Chicago | Reuters — U.S. corn futures climbed for a seventh session to their highest in a year on Tuesday as rainy weather and soggy fields across the U.S. corn belt stalled spring planting.
Wheat also advanced on worries about winter crop damage due to heavy rains and flooding in the southern U.S. Plains.
Soybeans turned lower after a report that the U.S. Department of Agriculture (USDA) may soon announce a trade-war aid package for farmers that could boost soybean plantings and possibly further swell record-large stocks of the oilseed.
A weekly USDA crop progress report late on Monday said U.S. corn and soybean plantings were progressing even more slowly than had been feared.
USDA said a lower-than-expected 49 per cent of the U.S. corn crop has been planted, the slowest pace on record, based on data going back to 1980. Soybeans were 19 per cent planted, also short of market expectations.
“Crop progress came in slightly below expectations for corn and below expectations for soybeans, and the big weather event overnight and today is still having a positive influence on wheat,” said Ted Seifried, chief agriculture market strategist with Zaner Group.
Prices, however, have retreated from session highs on technical selling and profit taking following recent strong gains.
Corn’s seven-session rally, which has taken prices up more than 10 per cent, may prompt U.S. farmers to plant corn later in the spring despite potential yield declines and reduced insurance coverage for fields sown after local planting deadlines.
“The economics of this crop have changed dramatically in the last eight days, which makes it more difficult to imagine some of these massive prevented planting acreage numbers that some people have been talking about,” Seifried said.
Chicago Board of Trade (CBOT) July corn ended up 5-1/4 cents at $3.94-1/4 per bushel after peaking at $3.99, the highest point for a most active contract since May 29, 2018 (all figures US$).
July soybeans fell 9-3/4 cents to $8.22 a bushel, shedding earlier gains after a report that farmers may be paid $2 per bushel to offset losses from the U.S.-China trade war.
“That is a pretty enticing carrot, and that tells me that they are going to try to get as many bean acres in as possible, at the expense of corn,” said Matt Connelly, analyst with The Hightower Report.

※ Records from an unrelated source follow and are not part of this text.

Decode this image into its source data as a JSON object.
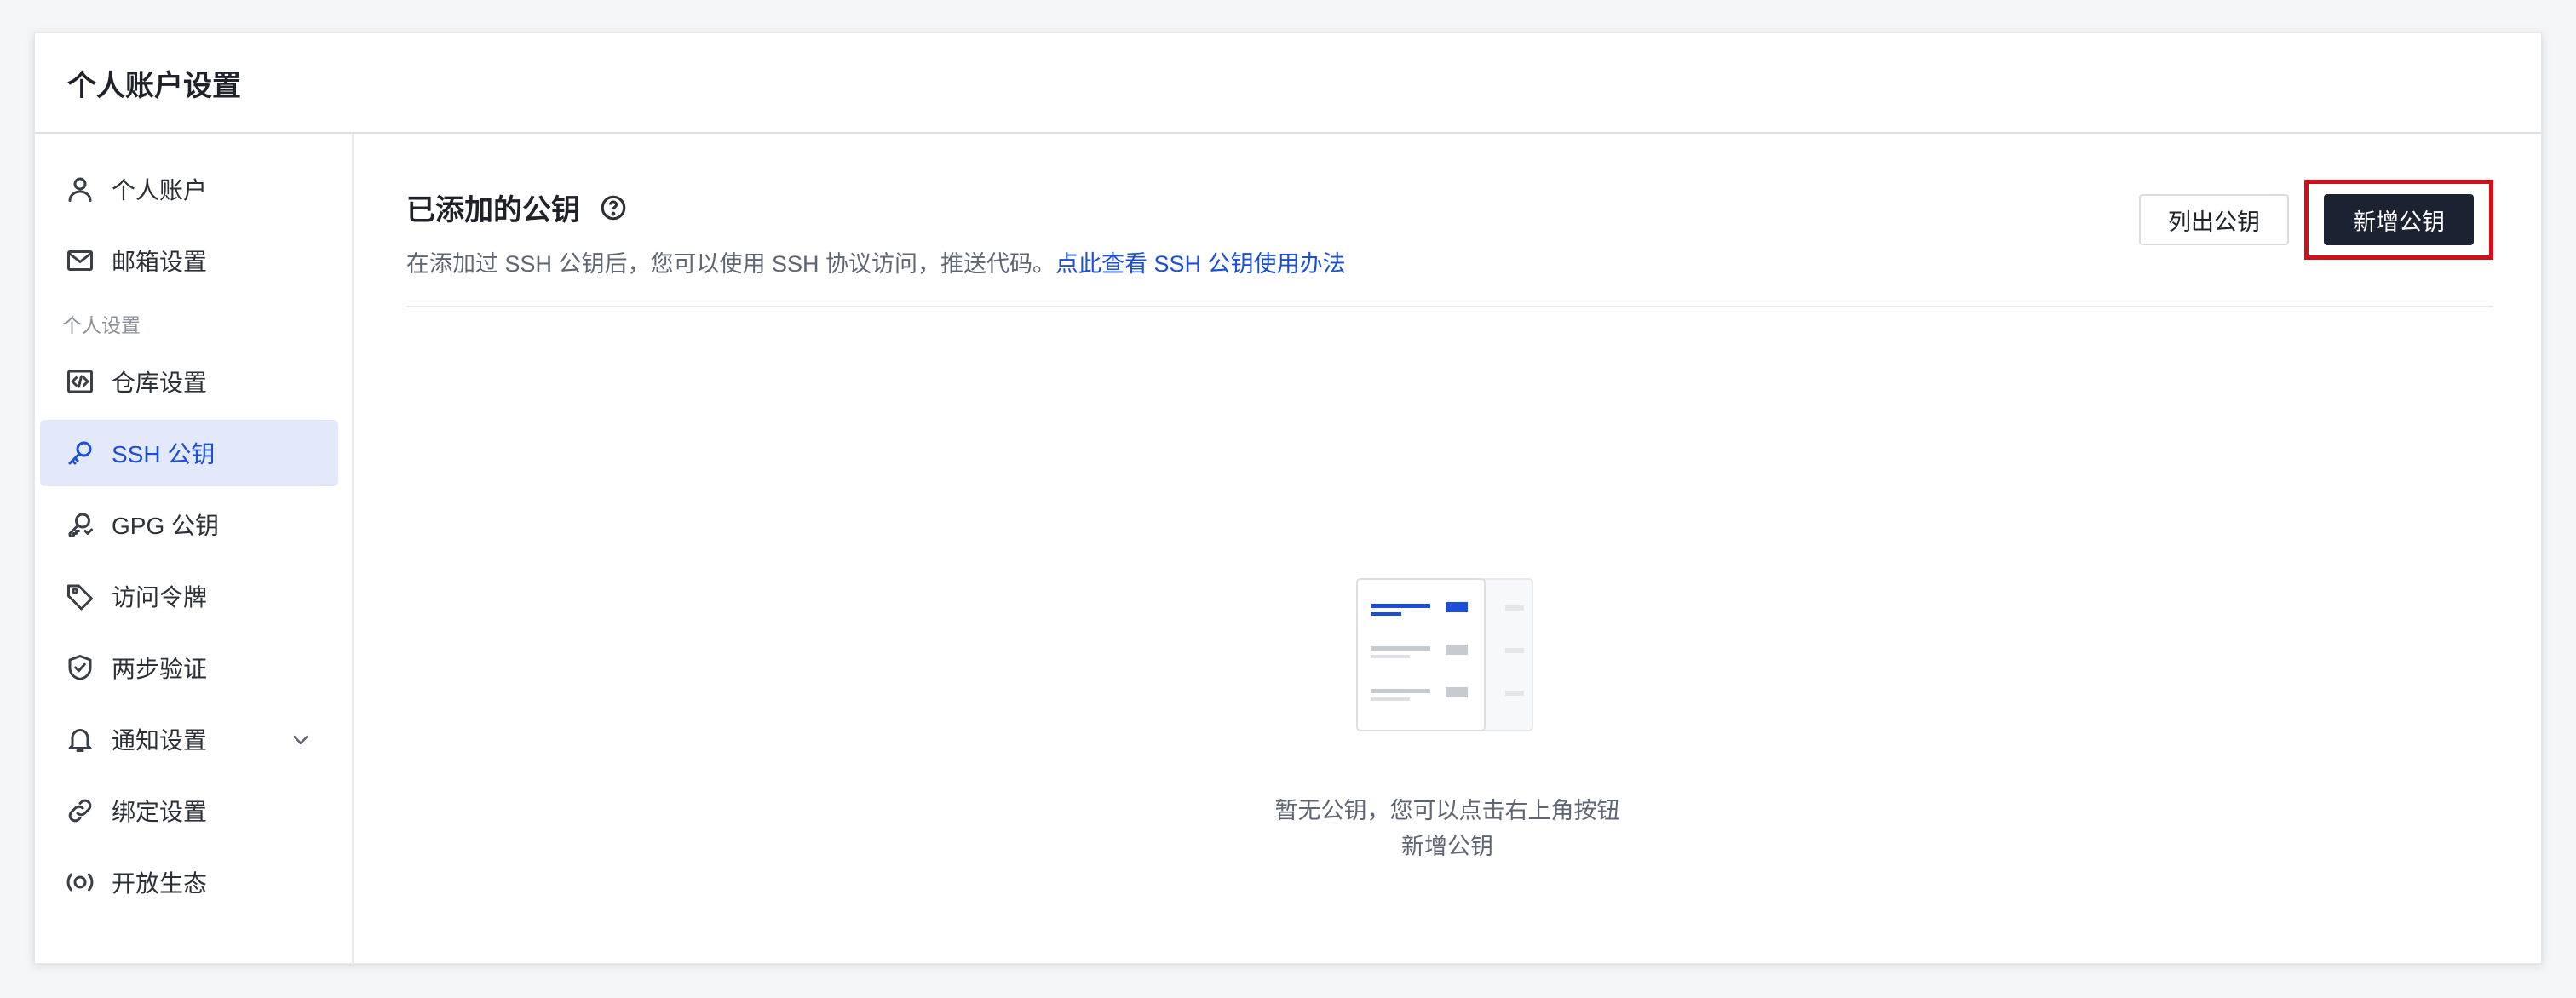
{
  "window": {
    "title": "个人账户设置"
  },
  "sidebar": {
    "items_top": [
      {
        "label": "个人账户",
        "icon": "user-icon"
      },
      {
        "label": "邮箱设置",
        "icon": "mail-icon"
      }
    ],
    "section_label": "个人设置",
    "items": [
      {
        "label": "仓库设置",
        "icon": "code-icon"
      },
      {
        "label": "SSH 公钥",
        "icon": "key-icon",
        "active": true
      },
      {
        "label": "GPG 公钥",
        "icon": "gpg-key-icon"
      },
      {
        "label": "访问令牌",
        "icon": "tag-icon"
      },
      {
        "label": "两步验证",
        "icon": "shield-check-icon"
      },
      {
        "label": "通知设置",
        "icon": "bell-icon",
        "expandable": true
      },
      {
        "label": "绑定设置",
        "icon": "link-icon"
      },
      {
        "label": "开放生态",
        "icon": "ecosystem-icon"
      }
    ]
  },
  "main": {
    "heading": "已添加的公钥",
    "description": "在添加过 SSH 公钥后，您可以使用 SSH 协议访问，推送代码。",
    "description_link": "点此查看 SSH 公钥使用办法",
    "list_button": "列出公钥",
    "add_button": "新增公钥",
    "empty_line1": "暂无公钥，您可以点击右上角按钮",
    "empty_line2": "新增公钥"
  },
  "colors": {
    "accent": "#1a4fd6",
    "active_bg": "#e3e9fb",
    "primary_button": "#1b2232",
    "highlight_box": "#d0101b"
  }
}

CBOT July wheat was 1/2 cent higher at $4.78-3/4 a bushel after peaking at $4.92-3/4, the highest since Feb. 25.
— Karl Plume reports on agriculture and ag commodities for Reuters from Chicago; additional reporting by Julie Ingwersen in Chicago and Michael Hogan in Hamburg.